[Recorded data]
_ _ _
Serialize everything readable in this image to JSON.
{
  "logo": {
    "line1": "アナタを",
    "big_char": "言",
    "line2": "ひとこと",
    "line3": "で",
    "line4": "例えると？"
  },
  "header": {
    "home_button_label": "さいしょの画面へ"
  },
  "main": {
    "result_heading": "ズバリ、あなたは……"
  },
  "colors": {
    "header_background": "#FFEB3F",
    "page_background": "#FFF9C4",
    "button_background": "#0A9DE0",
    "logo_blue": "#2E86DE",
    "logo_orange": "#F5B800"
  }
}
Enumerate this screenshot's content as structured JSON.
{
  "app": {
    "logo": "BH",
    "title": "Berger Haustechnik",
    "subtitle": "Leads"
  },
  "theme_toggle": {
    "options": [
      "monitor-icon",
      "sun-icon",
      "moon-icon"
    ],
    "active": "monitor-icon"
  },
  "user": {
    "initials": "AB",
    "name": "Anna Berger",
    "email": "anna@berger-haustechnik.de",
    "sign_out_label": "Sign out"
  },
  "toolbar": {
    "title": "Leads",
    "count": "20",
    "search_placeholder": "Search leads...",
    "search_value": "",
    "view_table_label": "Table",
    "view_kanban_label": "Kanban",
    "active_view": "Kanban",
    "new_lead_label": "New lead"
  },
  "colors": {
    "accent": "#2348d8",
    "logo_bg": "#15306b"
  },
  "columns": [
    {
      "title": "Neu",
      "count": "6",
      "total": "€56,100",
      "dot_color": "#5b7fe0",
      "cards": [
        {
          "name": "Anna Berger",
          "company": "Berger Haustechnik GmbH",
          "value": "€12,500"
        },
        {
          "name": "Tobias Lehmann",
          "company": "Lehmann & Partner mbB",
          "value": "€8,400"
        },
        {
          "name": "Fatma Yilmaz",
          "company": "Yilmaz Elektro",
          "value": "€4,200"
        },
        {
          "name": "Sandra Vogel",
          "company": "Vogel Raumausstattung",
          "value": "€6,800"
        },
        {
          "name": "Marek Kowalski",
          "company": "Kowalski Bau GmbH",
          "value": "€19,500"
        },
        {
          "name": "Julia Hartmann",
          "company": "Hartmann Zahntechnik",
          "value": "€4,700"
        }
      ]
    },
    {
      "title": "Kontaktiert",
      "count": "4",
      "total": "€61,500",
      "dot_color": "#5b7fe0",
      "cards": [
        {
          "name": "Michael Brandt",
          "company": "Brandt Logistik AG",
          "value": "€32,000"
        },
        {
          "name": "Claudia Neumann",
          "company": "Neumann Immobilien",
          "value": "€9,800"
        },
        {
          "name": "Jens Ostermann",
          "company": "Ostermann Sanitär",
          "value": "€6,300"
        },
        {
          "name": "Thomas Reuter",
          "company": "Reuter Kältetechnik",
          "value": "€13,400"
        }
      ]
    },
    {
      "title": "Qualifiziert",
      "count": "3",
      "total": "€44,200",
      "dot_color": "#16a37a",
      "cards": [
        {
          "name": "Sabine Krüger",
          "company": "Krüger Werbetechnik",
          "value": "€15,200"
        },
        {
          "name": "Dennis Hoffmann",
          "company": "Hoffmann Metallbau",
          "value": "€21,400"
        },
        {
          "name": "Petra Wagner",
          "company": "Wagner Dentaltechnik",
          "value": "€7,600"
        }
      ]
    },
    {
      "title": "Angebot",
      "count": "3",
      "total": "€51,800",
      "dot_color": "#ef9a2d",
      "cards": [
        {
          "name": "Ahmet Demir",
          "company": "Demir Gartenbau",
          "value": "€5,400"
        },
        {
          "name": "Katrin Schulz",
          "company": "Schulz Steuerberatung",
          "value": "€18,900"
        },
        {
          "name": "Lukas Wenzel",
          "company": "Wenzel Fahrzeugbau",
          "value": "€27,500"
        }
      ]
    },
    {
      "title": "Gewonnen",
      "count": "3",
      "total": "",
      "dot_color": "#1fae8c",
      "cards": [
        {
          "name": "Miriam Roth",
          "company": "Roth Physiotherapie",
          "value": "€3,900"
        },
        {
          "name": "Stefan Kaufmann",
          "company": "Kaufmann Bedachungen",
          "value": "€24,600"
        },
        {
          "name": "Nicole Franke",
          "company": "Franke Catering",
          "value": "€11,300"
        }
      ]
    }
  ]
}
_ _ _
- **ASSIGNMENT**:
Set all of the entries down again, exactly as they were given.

- **SOLUTION**:
Serialize everything readable in this image to JSON.
{
  "logo": {
    "line1": "アナタを",
    "big_char": "言",
    "line2": "ひとこと",
    "line3": "で",
    "line4": "例えると？"
  },
  "header": {
    "home_button_label": "さいしょの画面へ"
  },
  "main": {
    "result_heading": "ズバリ、あなたは……"
  },
  "colors": {
    "header_background": "#FFEB3F",
    "page_background": "#FFF9C4",
    "button_background": "#0A9DE0",
    "logo_blue": "#2E86DE",
    "logo_orange": "#F5B800"
  }
}
Enumerate this screenshot's content as structured JSON.
{
  "app": {
    "logo": "BH",
    "title": "Berger Haustechnik",
    "subtitle": "Leads"
  },
  "theme_toggle": {
    "options": [
      "monitor-icon",
      "sun-icon",
      "moon-icon"
    ],
    "active": "monitor-icon"
  },
  "user": {
    "initials": "AB",
    "name": "Anna Berger",
    "email": "anna@berger-haustechnik.de",
    "sign_out_label": "Sign out"
  },
  "toolbar": {
    "title": "Leads",
    "count": "20",
    "search_placeholder": "Search leads...",
    "search_value": "",
    "view_table_label": "Table",
    "view_kanban_label": "Kanban",
    "active_view": "Kanban",
    "new_lead_label": "New lead"
  },
  "colors": {
    "accent": "#2348d8",
    "logo_bg": "#15306b"
  },
  "columns": [
    {
      "title": "Neu",
      "count": "6",
      "total": "€56,100",
      "dot_color": "#5b7fe0",
      "cards": [
        {
          "name": "Anna Berger",
          "company": "Berger Haustechnik GmbH",
          "value": "€12,500"
        },
        {
          "name": "Tobias Lehmann",
          "company": "Lehmann & Partner mbB",
          "value": "€8,400"
        },
        {
          "name": "Fatma Yilmaz",
          "company": "Yilmaz Elektro",
          "value": "€4,200"
        },
        {
          "name": "Sandra Vogel",
          "company": "Vogel Raumausstattung",
          "value": "€6,800"
        },
        {
          "name": "Marek Kowalski",
          "company": "Kowalski Bau GmbH",
          "value": "€19,500"
        },
        {
          "name": "Julia Hartmann",
          "company": "Hartmann Zahntechnik",
          "value": "€4,700"
        }
      ]
    },
    {
      "title": "Kontaktiert",
      "count": "4",
      "total": "€61,500",
      "dot_color": "#5b7fe0",
      "cards": [
        {
          "name": "Michael Brandt",
          "company": "Brandt Logistik AG",
          "value": "€32,000"
        },
        {
          "name": "Claudia Neumann",
          "company": "Neumann Immobilien",
          "value": "€9,800"
        },
        {
          "name": "Jens Ostermann",
          "company": "Ostermann Sanitär",
          "value": "€6,300"
        },
        {
          "name": "Thomas Reuter",
          "company": "Reuter Kältetechnik",
          "value": "€13,400"
        }
      ]
    },
    {
      "title": "Qualifiziert",
      "count": "3",
      "total": "€44,200",
      "dot_color": "#16a37a",
      "cards": [
        {
          "name": "Sabine Krüger",
          "company": "Krüger Werbetechnik",
          "value": "€15,200"
        },
        {
          "name": "Dennis Hoffmann",
          "company": "Hoffmann Metallbau",
          "value": "€21,400"
        },
        {
          "name": "Petra Wagner",
          "company": "Wagner Dentaltechnik",
          "value": "€7,600"
        }
      ]
    },
    {
      "title": "Angebot",
      "count": "3",
      "total": "€51,800",
      "dot_color": "#ef9a2d",
      "cards": [
        {
          "name": "Ahmet Demir",
          "company": "Demir Gartenbau",
          "value": "€5,400"
        },
        {
          "name": "Katrin Schulz",
          "company": "Schulz Steuerberatung",
          "value": "€18,900"
        },
        {
          "name": "Lukas Wenzel",
          "company": "Wenzel Fahrzeugbau",
          "value": "€27,500"
        }
      ]
    },
    {
      "title": "Gewonnen",
      "count": "3",
      "total": "",
      "dot_color": "#1fae8c",
      "cards": [
        {
          "name": "Miriam Roth",
          "company": "Roth Physiotherapie",
          "value": "€3,900"
        },
        {
          "name": "Stefan Kaufmann",
          "company": "Kaufmann Bedachungen",
          "value": "€24,600"
        },
        {
          "name": "Nicole Franke",
          "company": "Franke Catering",
          "value": "€11,300"
        }
      ]
    }
  ]
}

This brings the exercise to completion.